This weekend I’ve been freezer cooking. That is, I’m making lots of meals to store in the freezer to save me time, energy, and money later in the month. And one of the things I recently added to the stash was potatoes.
Potatoes are a filling, inexpensive food. They are full of fiber and offer that stick-to-your-ribs good eating that is so desirable during winter time. This season, they regularly are available for about ten cents per pound or $0.98 per bag.
This is a great deal! And one that I wanted to take advantage of for freezer cooking. So, I stocked up!
However, sometimes potatoes go funny in the freezer. I’ve tried making soup with potatoes and the spuds generally develop a funny texture. Russets aren’t always friendly to freezer cooking. However, there are a few ways to make it work.
Recently, I bought thirty pounds and proceeded to process two bags for the freezer. I kept one bag on hand for spontaneous cooking.
Per The Happy Housewife’s suggestion, I washed them on quick rinse in the dishwasher. While this didn’t get them completely scrubbed, it did take care of the bulk of the work. I took a scrubber to the little nooks and crannies.
I prepared ten pounds by peeling and mashing. My mashed potato recipe is really a non-recipe. Mash tender, boiled potatoes until smooth. Beat in 8 ounces of cream cheese for every five pounds of potatoes. Season with salt and pepper.
Then, I divide the mixture into meal-sized portions, dot with butter, wrap in foil and freeze. When I’m ready to serve, I thaw the pan overnight and then reheat in the oven, 30 minutes at 350 °, depending on how cold they are to being with.
I took another ten pounds and baked them. I prepared stuffed potatoes with half of those potatoes and chopped the rest for hashbrowns.
I will bake the stuffed potatoes covered with foil for 30 minutes at 350 °. I’ll cook the homefries/hashbrowns according to this recipe. You have to make them crisp and hot to make it really worth it, though. Fresh is obviously better.
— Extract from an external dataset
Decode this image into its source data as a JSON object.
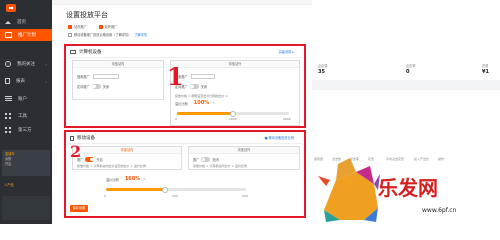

But, when you’re pinched for time or need to use up some potatoes, this works.
How ’bout you?
Have you had good success with freezing potatoes? What’s been your experience?